Sylvia Plath needs no introduction. “Tulips” is a rather understated poem out of Ariel; it exhibits a kind of quiet control that Plath may not typically be remembered for, somewhat subdued as the narrator sits in a hospital bed—but it’s an amazing poem....more
Posts Tagged: sylvia plath
As I take up the task of reading and rereading these often prophetic poems, much becomes clear to me simply from the visible letters on the page—and yet I sense, too, that I cannot refuse an interpretation of what is inscribed beneath and within those letters in the invisible ink of Rich’s poetic genius.
For Lit Hub, Nathan Hill takes us through the history of the Barbizon Hotel, recounting its role as an incubator for young women writers of the mid-20th century and as a landmark for those same writers to touch upon and mythologize in their work:
Beyond Plath’s infamous retelling, the Barbizon has a strong association in popular culture as a rite-of-passage for “small-town” girls trying to make it in Manhattan.
The multifaceted Kirsten Dunst is going to direct a new film version of Sylvia Plath’s The Bell Jar, and the lovely Dakota Fanning is set to star in it, the Guardian reports. “Dunst has co-written the film with Nellie Kim, while Fanning is a co-producer; shooting is scheduled to begin in early 2017,” the article said....more
I kept Plath’s “Magic Mirror” close by as I wrote my own thesis.
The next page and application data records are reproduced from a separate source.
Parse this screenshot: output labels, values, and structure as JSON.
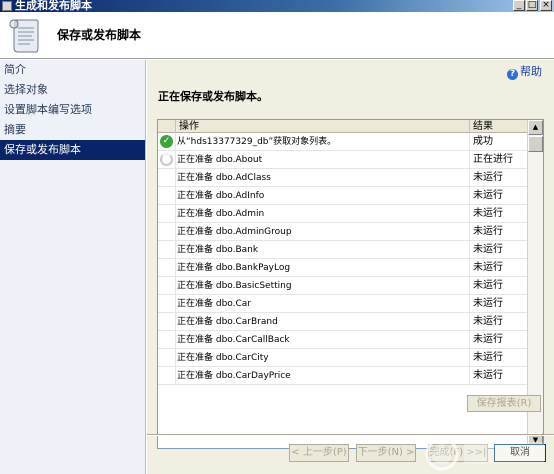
{
  "window": {
    "title": "生成和发布脚本",
    "minimize": "_",
    "maximize": "□",
    "close": "×"
  },
  "header": {
    "title": "保存或发布脚本"
  },
  "sidebar": {
    "items": [
      {
        "label": "简介"
      },
      {
        "label": "选择对象"
      },
      {
        "label": "设置脚本编写选项"
      },
      {
        "label": "摘要"
      },
      {
        "label": "保存或发布脚本"
      }
    ],
    "active_index": 4
  },
  "main": {
    "help_label": "帮助",
    "section_title": "正在保存或发布脚本。",
    "grid": {
      "columns": [
        "操作",
        "结果"
      ],
      "rows": [
        {
          "status": "ok",
          "op": "从“hds13377329_db”获取对象列表。",
          "result": "成功"
        },
        {
          "status": "progress",
          "op": "正在准备 dbo.About",
          "result": "正在进行"
        },
        {
          "status": "none",
          "op": "正在准备 dbo.AdClass",
          "result": "未运行"
        },
        {
          "status": "none",
          "op": "正在准备 dbo.AdInfo",
          "result": "未运行"
        },
        {
          "status": "none",
          "op": "正在准备 dbo.Admin",
          "result": "未运行"
        },
        {
          "status": "none",
          "op": "正在准备 dbo.AdminGroup",
          "result": "未运行"
        },
        {
          "status": "none",
          "op": "正在准备 dbo.Bank",
          "result": "未运行"
        },
        {
          "status": "none",
          "op": "正在准备 dbo.BankPayLog",
          "result": "未运行"
        },
        {
          "status": "none",
          "op": "正在准备 dbo.BasicSetting",
          "result": "未运行"
        },
        {
          "status": "none",
          "op": "正在准备 dbo.Car",
          "result": "未运行"
        },
        {
          "status": "none",
          "op": "正在准备 dbo.CarBrand",
          "result": "未运行"
        },
        {
          "status": "none",
          "op": "正在准备 dbo.CarCallBack",
          "result": "未运行"
        },
        {
          "status": "none",
          "op": "正在准备 dbo.CarCity",
          "result": "未运行"
        },
        {
          "status": "none",
          "op": "正在准备 dbo.CarDayPrice",
          "result": "未运行"
        }
      ]
    },
    "save_report_label": "保存报表(R)",
    "buttons": {
      "prev": "< 上一步(P)",
      "next": "下一步(N) >",
      "finish": "完成(F) >>|",
      "cancel": "取消"
    },
    "watermark": "IDC"
  }
}
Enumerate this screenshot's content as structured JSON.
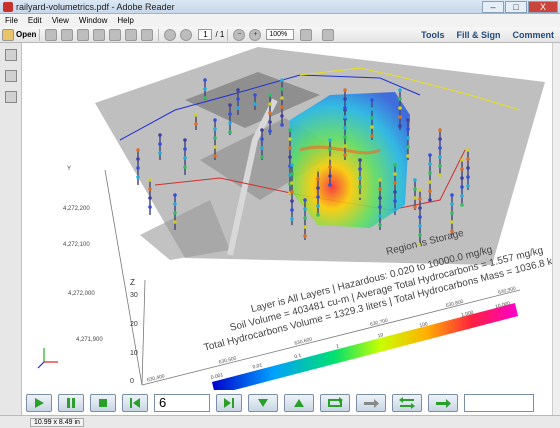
{
  "window": {
    "title": "railyard-volumetrics.pdf - Adobe Reader",
    "minimize": "–",
    "maximize": "□",
    "close": "X"
  },
  "menu": [
    "File",
    "Edit",
    "View",
    "Window",
    "Help"
  ],
  "toolbar": {
    "open_label": "Open",
    "page_current": "1",
    "page_total": "/ 1",
    "zoom": "100%",
    "tools": "Tools",
    "fill_sign": "Fill & Sign",
    "comment": "Comment"
  },
  "scene": {
    "region_line": "Region is Storage",
    "layer_line": "Layer is All Layers  |  Hazardous: 0.020 to 10000.0 mg/kg",
    "soil_line": "Soil Volume = 403481 cu-m  |  Average Total Hydrocarbons = 1.557 mg/kg",
    "hydro_line": "Total Hydrocarbons Volume = 1329.3 liters  |  Total Hydrocarbons Mass = 1036.8 kg",
    "y_ticks": [
      "4,272,200",
      "4,272,100",
      "4,272,000",
      "4,271,900"
    ],
    "z_label": "Z",
    "z_ticks": [
      "30",
      "20",
      "10",
      "0"
    ],
    "x_ticks": [
      "630,400",
      "630,500",
      "630,600",
      "630,700",
      "630,800",
      "630,900"
    ],
    "y_axis_label": "Y",
    "legend_ticks": [
      "0.001",
      "0.01",
      "0.1",
      "1",
      "10",
      "100",
      "1,000",
      "10,000"
    ]
  },
  "player": {
    "frame": "6"
  },
  "status": {
    "dimensions": "10.99 x 8.49 in"
  }
}
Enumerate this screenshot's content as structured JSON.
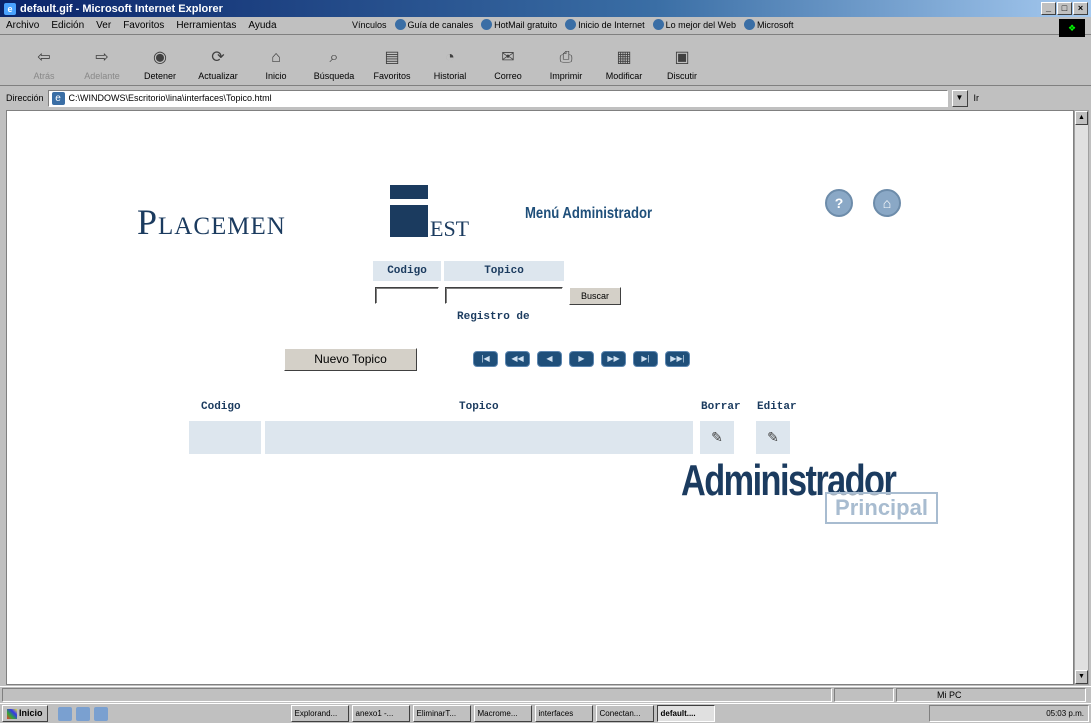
{
  "window": {
    "title": "default.gif - Microsoft Internet Explorer"
  },
  "menu": [
    "Archivo",
    "Edición",
    "Ver",
    "Favoritos",
    "Herramientas",
    "Ayuda"
  ],
  "links": {
    "label": "Vínculos",
    "items": [
      "Guía de canales",
      "HotMail gratuito",
      "Inicio de Internet",
      "Lo mejor del Web",
      "Microsoft"
    ]
  },
  "toolbar": [
    {
      "label": "Atrás",
      "icon": "back-arrow-icon",
      "enabled": false
    },
    {
      "label": "Adelante",
      "icon": "forward-arrow-icon",
      "enabled": false
    },
    {
      "label": "Detener",
      "icon": "stop-icon",
      "enabled": true
    },
    {
      "label": "Actualizar",
      "icon": "refresh-icon",
      "enabled": true
    },
    {
      "label": "Inicio",
      "icon": "home-icon",
      "enabled": true
    },
    {
      "label": "Búsqueda",
      "icon": "search-icon",
      "enabled": true
    },
    {
      "label": "Favoritos",
      "icon": "favorites-icon",
      "enabled": true
    },
    {
      "label": "Historial",
      "icon": "history-icon",
      "enabled": true
    },
    {
      "label": "Correo",
      "icon": "mail-icon",
      "enabled": true
    },
    {
      "label": "Imprimir",
      "icon": "print-icon",
      "enabled": true
    },
    {
      "label": "Modificar",
      "icon": "edit-icon",
      "enabled": true
    },
    {
      "label": "Discutir",
      "icon": "discuss-icon",
      "enabled": true
    }
  ],
  "address": {
    "label": "Dirección",
    "value": "C:\\WINDOWS\\Escritorio\\lina\\interfaces\\Topico.html",
    "go": "Ir"
  },
  "page": {
    "logo_word": "Placemen",
    "logo_tail": "est",
    "menu_title": "Menú Administrador",
    "help_icon": "help-icon",
    "home_icon": "home-icon",
    "search": {
      "col1": "Codigo",
      "col2": "Topico",
      "button": "Buscar"
    },
    "registro": "Registro de",
    "new_button": "Nuevo Topico",
    "nav_buttons": [
      "first-icon",
      "prev-page-icon",
      "prev-icon",
      "next-icon",
      "next-page-icon",
      "last-page-icon",
      "last-icon"
    ],
    "list": {
      "codigo": "Codigo",
      "topico": "Topico",
      "borrar": "Borrar",
      "editar": "Editar"
    },
    "brand_big": "Administrador",
    "brand_small": "Principal"
  },
  "status": {
    "zone": "Mi PC"
  },
  "taskbar": {
    "start": "Inicio",
    "tasks": [
      "Explorand...",
      "anexo1 -...",
      "EliminarT...",
      "Macrome...",
      "interfaces",
      "Conectan...",
      "default...."
    ],
    "clock": "05:03 p.m."
  }
}
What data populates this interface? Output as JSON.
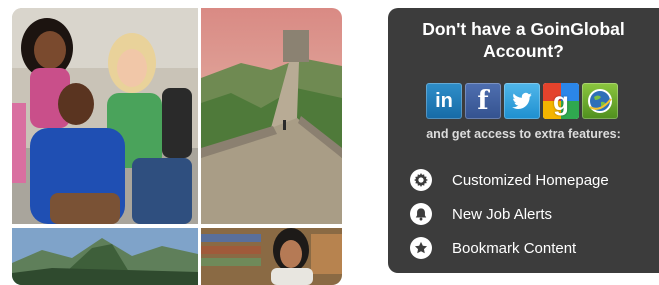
{
  "collage": {
    "photos": [
      {
        "subject": "students-photo"
      },
      {
        "subject": "great-wall-photo"
      },
      {
        "subject": "mountain-photo"
      },
      {
        "subject": "library-photo"
      }
    ]
  },
  "panel": {
    "title": "Don't have a GoinGlobal Account?",
    "social_buttons": [
      {
        "icon": "linkedin-icon",
        "glyph": "in",
        "color": "#1f7bbd"
      },
      {
        "icon": "facebook-icon",
        "glyph": "f",
        "color": "#3b5998"
      },
      {
        "icon": "twitter-icon",
        "glyph": "",
        "color": "#2aa3e3"
      },
      {
        "icon": "google-icon",
        "glyph": "g",
        "color": "#e4432c"
      },
      {
        "icon": "goinglobal-icon",
        "glyph": "",
        "color": "#6aab2e"
      }
    ],
    "tagline": "and get access to extra features:",
    "features": [
      {
        "icon": "gear-icon",
        "label": "Customized Homepage"
      },
      {
        "icon": "bell-icon",
        "label": "New Job Alerts"
      },
      {
        "icon": "star-icon",
        "label": "Bookmark Content"
      }
    ]
  },
  "colors": {
    "panel_bg": "#3c3c3c",
    "panel_text": "#ffffff"
  }
}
This knowledge that someone else—a literary titan who had seen me through my own breakdown—had attempted a similar project, using a proxy form to interrogate a personal psychological past, helped me.
… met, by the way, a brilliant ex-Cambridge poet at the wild St. Botolph’s Review party last week; will probably never see him again… but wrote my best poem about him afterwards—the only man I’ve met yet here who’d be strong enough to be equal with—such is life.
Gothamist was recently given permission to share some of Sylvia Plath’s earliest manuscripts in a video on their website. The manuscripts, which include drawings, some of her favorite poems, and her own original poetry, are held in a private collection at the New York Public Library and are only accessible by researchers who make an appointment to see them:
The “juvenilia” items range from lighthearted (a drawing of a cat!) to heavy, and you never get a carefree vibe while looking at it.
To go with her contribution, Didion had to provide a few sentences about herself. Excavated from the Mademoiselle archives, what she wrote shows a still somewhat green, aspiring writer with a sentimental attachment to home: “Joan spends vacations river-rafting and small-boating in the picture-postcard atmosphere of the Sacramento Valley.” Among her interests, she lists “almost any book every published.”
Over at The New Republic, Laura Marsh reviews The Last Love Song, in which biographer Tracy Daugherty combs through the archives at Mademoiselle, where a 21-year-old Joan Didion worked as an intern....more
I don’t know whether it is a hereditary characteristic, but our little family is altogether too prone to lie awake at nights hating ourselves for stupidities—technical or verbal or whatever—and to let careless, cruel remarks fester until they blossom in something like ulcer attacks—I know that during these last days I’ve been fighting an enormous battle with myself.
Why Plath? People are surprised or disappointed or embarrassed when I automatically cite her as one of my writing influences, one of my life influences. I think it’s because of the stigma of suicide and ingrained bias. She’s a polarizing figure, serving as a feminist icon or a creative failure, depending on the person wearing the judges’ robes.
Plath chose to end her Ariel with four of the five-poem sequence Hughes buried in the middle, the so-called “bee poems.”
When Sylvia Plath died, her husband Ted Hughes rearranged the poems in Ariel, Plath’s most famous collection, to reflect his wife’s biographical arc, thus putting the darker writing at the end....more
Like most of her peers, Plath relished consumerism; on her weekends off in New York, “she went straight to Bloomingdale’s in search of another pair of black pumps.”
Here’s to another reminder that the mythology can obscure the truth. While Plath was probably without a pair of rose-colored glasses, she wasn’t all Eeyor all the time....more